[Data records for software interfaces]
-- Opening Marker --

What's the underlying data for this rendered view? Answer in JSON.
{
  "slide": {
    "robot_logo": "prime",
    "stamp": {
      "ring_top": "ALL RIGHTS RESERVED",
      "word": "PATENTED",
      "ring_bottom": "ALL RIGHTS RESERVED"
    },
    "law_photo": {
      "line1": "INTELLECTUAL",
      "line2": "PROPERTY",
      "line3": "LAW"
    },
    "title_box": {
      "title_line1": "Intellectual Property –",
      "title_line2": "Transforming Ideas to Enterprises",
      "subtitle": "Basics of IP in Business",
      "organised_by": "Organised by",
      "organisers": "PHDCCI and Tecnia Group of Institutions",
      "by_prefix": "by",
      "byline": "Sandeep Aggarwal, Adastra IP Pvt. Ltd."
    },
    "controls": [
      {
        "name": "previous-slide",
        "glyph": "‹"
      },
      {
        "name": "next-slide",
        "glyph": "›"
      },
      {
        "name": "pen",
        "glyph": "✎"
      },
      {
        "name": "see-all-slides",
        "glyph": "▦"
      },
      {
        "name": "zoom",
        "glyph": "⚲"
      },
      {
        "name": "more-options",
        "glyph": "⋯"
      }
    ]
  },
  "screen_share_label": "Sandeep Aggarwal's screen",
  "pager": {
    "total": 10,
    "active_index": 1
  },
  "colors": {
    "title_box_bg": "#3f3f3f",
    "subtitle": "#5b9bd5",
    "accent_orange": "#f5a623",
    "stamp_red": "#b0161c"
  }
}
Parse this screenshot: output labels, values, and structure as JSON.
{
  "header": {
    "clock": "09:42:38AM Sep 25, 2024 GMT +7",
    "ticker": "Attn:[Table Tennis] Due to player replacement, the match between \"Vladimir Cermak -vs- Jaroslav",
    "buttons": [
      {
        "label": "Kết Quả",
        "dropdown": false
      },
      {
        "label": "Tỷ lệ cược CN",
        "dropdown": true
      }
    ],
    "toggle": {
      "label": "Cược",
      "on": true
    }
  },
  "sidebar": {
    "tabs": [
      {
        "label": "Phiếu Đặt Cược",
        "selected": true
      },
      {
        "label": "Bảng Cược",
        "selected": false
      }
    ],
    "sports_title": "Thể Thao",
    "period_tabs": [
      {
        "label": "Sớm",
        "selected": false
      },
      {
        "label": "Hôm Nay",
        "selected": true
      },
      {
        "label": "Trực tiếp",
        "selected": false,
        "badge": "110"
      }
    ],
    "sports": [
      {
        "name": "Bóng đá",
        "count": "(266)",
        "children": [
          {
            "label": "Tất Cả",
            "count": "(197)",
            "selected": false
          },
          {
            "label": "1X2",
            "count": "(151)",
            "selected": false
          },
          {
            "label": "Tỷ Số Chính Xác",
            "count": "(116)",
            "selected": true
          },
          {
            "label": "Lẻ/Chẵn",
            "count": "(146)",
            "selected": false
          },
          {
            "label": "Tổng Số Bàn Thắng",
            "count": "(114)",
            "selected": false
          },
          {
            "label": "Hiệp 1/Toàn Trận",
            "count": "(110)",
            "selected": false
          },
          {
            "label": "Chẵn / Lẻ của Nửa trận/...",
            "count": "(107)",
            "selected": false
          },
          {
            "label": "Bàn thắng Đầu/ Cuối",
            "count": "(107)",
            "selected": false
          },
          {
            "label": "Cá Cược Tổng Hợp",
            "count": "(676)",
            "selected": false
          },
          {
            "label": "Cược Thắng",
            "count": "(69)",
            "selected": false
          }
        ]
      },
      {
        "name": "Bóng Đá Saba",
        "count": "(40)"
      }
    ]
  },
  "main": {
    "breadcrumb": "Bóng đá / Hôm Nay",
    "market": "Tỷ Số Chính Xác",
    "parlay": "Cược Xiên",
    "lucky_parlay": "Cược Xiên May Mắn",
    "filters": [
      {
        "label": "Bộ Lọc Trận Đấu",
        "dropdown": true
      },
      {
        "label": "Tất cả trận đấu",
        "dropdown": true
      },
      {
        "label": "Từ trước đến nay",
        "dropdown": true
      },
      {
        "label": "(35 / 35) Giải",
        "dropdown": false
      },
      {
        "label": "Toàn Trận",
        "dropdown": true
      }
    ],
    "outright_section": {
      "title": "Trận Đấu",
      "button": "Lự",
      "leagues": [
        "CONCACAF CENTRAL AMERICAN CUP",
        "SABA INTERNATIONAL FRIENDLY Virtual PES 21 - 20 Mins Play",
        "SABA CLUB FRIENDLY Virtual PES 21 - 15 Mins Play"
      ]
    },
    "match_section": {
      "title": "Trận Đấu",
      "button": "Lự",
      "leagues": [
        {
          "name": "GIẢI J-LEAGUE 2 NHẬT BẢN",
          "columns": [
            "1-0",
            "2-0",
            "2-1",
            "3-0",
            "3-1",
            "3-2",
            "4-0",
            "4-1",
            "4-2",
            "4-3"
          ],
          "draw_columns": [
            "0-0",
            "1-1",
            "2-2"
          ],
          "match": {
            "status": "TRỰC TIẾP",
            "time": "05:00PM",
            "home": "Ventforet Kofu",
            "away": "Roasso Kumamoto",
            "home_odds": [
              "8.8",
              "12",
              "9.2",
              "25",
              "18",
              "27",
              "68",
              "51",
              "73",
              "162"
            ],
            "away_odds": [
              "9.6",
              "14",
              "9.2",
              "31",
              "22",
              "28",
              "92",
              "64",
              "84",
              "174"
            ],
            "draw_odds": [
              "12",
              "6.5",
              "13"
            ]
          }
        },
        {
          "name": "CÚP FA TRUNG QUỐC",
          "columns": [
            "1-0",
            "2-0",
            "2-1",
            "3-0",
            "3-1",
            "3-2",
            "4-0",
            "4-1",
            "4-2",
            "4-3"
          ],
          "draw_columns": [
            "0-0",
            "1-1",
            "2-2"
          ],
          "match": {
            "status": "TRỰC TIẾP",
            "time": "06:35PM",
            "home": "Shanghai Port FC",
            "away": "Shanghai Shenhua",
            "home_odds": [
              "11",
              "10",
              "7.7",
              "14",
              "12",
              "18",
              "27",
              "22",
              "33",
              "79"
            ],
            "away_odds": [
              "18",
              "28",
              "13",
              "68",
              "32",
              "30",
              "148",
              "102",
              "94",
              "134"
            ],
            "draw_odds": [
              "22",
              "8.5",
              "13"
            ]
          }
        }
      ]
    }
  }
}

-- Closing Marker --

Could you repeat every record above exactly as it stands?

## Expected answer
What's the underlying data for this rendered view? Answer in JSON.
{
  "slide": {
    "robot_logo": "prime",
    "stamp": {
      "ring_top": "ALL RIGHTS RESERVED",
      "word": "PATENTED",
      "ring_bottom": "ALL RIGHTS RESERVED"
    },
    "law_photo": {
      "line1": "INTELLECTUAL",
      "line2": "PROPERTY",
      "line3": "LAW"
    },
    "title_box": {
      "title_line1": "Intellectual Property –",
      "title_line2": "Transforming Ideas to Enterprises",
      "subtitle": "Basics of IP in Business",
      "organised_by": "Organised by",
      "organisers": "PHDCCI and Tecnia Group of Institutions",
      "by_prefix": "by",
      "byline": "Sandeep Aggarwal, Adastra IP Pvt. Ltd."
    },
    "controls": [
      {
        "name": "previous-slide",
        "glyph": "‹"
      },
      {
        "name": "next-slide",
        "glyph": "›"
      },
      {
        "name": "pen",
        "glyph": "✎"
      },
      {
        "name": "see-all-slides",
        "glyph": "▦"
      },
      {
        "name": "zoom",
        "glyph": "⚲"
      },
      {
        "name": "more-options",
        "glyph": "⋯"
      }
    ]
  },
  "screen_share_label": "Sandeep Aggarwal's screen",
  "pager": {
    "total": 10,
    "active_index": 1
  },
  "colors": {
    "title_box_bg": "#3f3f3f",
    "subtitle": "#5b9bd5",
    "accent_orange": "#f5a623",
    "stamp_red": "#b0161c"
  }
}
Parse this screenshot: output labels, values, and structure as JSON.
{
  "header": {
    "clock": "09:42:38AM Sep 25, 2024 GMT +7",
    "ticker": "Attn:[Table Tennis] Due to player replacement, the match between \"Vladimir Cermak -vs- Jaroslav",
    "buttons": [
      {
        "label": "Kết Quả",
        "dropdown": false
      },
      {
        "label": "Tỷ lệ cược CN",
        "dropdown": true
      }
    ],
    "toggle": {
      "label": "Cược",
      "on": true
    }
  },
  "sidebar": {
    "tabs": [
      {
        "label": "Phiếu Đặt Cược",
        "selected": true
      },
      {
        "label": "Bảng Cược",
        "selected": false
      }
    ],
    "sports_title": "Thể Thao",
    "period_tabs": [
      {
        "label": "Sớm",
        "selected": false
      },
      {
        "label": "Hôm Nay",
        "selected": true
      },
      {
        "label": "Trực tiếp",
        "selected": false,
        "badge": "110"
      }
    ],
    "sports": [
      {
        "name": "Bóng đá",
        "count": "(266)",
        "children": [
          {
            "label": "Tất Cả",
            "count": "(197)",
            "selected": false
          },
          {
            "label": "1X2",
            "count": "(151)",
            "selected": false
          },
          {
            "label": "Tỷ Số Chính Xác",
            "count": "(116)",
            "selected": true
          },
          {
            "label": "Lẻ/Chẵn",
            "count": "(146)",
            "selected": false
          },
          {
            "label": "Tổng Số Bàn Thắng",
            "count": "(114)",
            "selected": false
          },
          {
            "label": "Hiệp 1/Toàn Trận",
            "count": "(110)",
            "selected": false
          },
          {
            "label": "Chẵn / Lẻ của Nửa trận/...",
            "count": "(107)",
            "selected": false
          },
          {
            "label": "Bàn thắng Đầu/ Cuối",
            "count": "(107)",
            "selected": false
          },
          {
            "label": "Cá Cược Tổng Hợp",
            "count": "(676)",
            "selected": false
          },
          {
            "label": "Cược Thắng",
            "count": "(69)",
            "selected": false
          }
        ]
      },
      {
        "name": "Bóng Đá Saba",
        "count": "(40)"
      }
    ]
  },
  "main": {
    "breadcrumb": "Bóng đá / Hôm Nay",
    "market": "Tỷ Số Chính Xác",
    "parlay": "Cược Xiên",
    "lucky_parlay": "Cược Xiên May Mắn",
    "filters": [
      {
        "label": "Bộ Lọc Trận Đấu",
        "dropdown": true
      },
      {
        "label": "Tất cả trận đấu",
        "dropdown": true
      },
      {
        "label": "Từ trước đến nay",
        "dropdown": true
      },
      {
        "label": "(35 / 35) Giải",
        "dropdown": false
      },
      {
        "label": "Toàn Trận",
        "dropdown": true
      }
    ],
    "outright_section": {
      "title": "Trận Đấu",
      "button": "Lự",
      "leagues": [
        "CONCACAF CENTRAL AMERICAN CUP",
        "SABA INTERNATIONAL FRIENDLY Virtual PES 21 - 20 Mins Play",
        "SABA CLUB FRIENDLY Virtual PES 21 - 15 Mins Play"
      ]
    },
    "match_section": {
      "title": "Trận Đấu",
      "button": "Lự",
      "leagues": [
        {
          "name": "GIẢI J-LEAGUE 2 NHẬT BẢN",
          "columns": [
            "1-0",
            "2-0",
            "2-1",
            "3-0",
            "3-1",
            "3-2",
            "4-0",
            "4-1",
            "4-2",
            "4-3"
          ],
          "draw_columns": [
            "0-0",
            "1-1",
            "2-2"
          ],
          "match": {
            "status": "TRỰC TIẾP",
            "time": "05:00PM",
            "home": "Ventforet Kofu",
            "away": "Roasso Kumamoto",
            "home_odds": [
              "8.8",
              "12",
              "9.2",
              "25",
              "18",
              "27",
              "68",
              "51",
              "73",
              "162"
            ],
            "away_odds": [
              "9.6",
              "14",
              "9.2",
              "31",
              "22",
              "28",
              "92",
              "64",
              "84",
              "174"
            ],
            "draw_odds": [
              "12",
              "6.5",
              "13"
            ]
          }
        },
        {
          "name": "CÚP FA TRUNG QUỐC",
          "columns": [
            "1-0",
            "2-0",
            "2-1",
            "3-0",
            "3-1",
            "3-2",
            "4-0",
            "4-1",
            "4-2",
            "4-3"
          ],
          "draw_columns": [
            "0-0",
            "1-1",
            "2-2"
          ],
          "match": {
            "status": "TRỰC TIẾP",
            "time": "06:35PM",
            "home": "Shanghai Port FC",
            "away": "Shanghai Shenhua",
            "home_odds": [
              "11",
              "10",
              "7.7",
              "14",
              "12",
              "18",
              "27",
              "22",
              "33",
              "79"
            ],
            "away_odds": [
              "18",
              "28",
              "13",
              "68",
              "32",
              "30",
              "148",
              "102",
              "94",
              "134"
            ],
            "draw_odds": [
              "22",
              "8.5",
              "13"
            ]
          }
        }
      ]
    }
  }
}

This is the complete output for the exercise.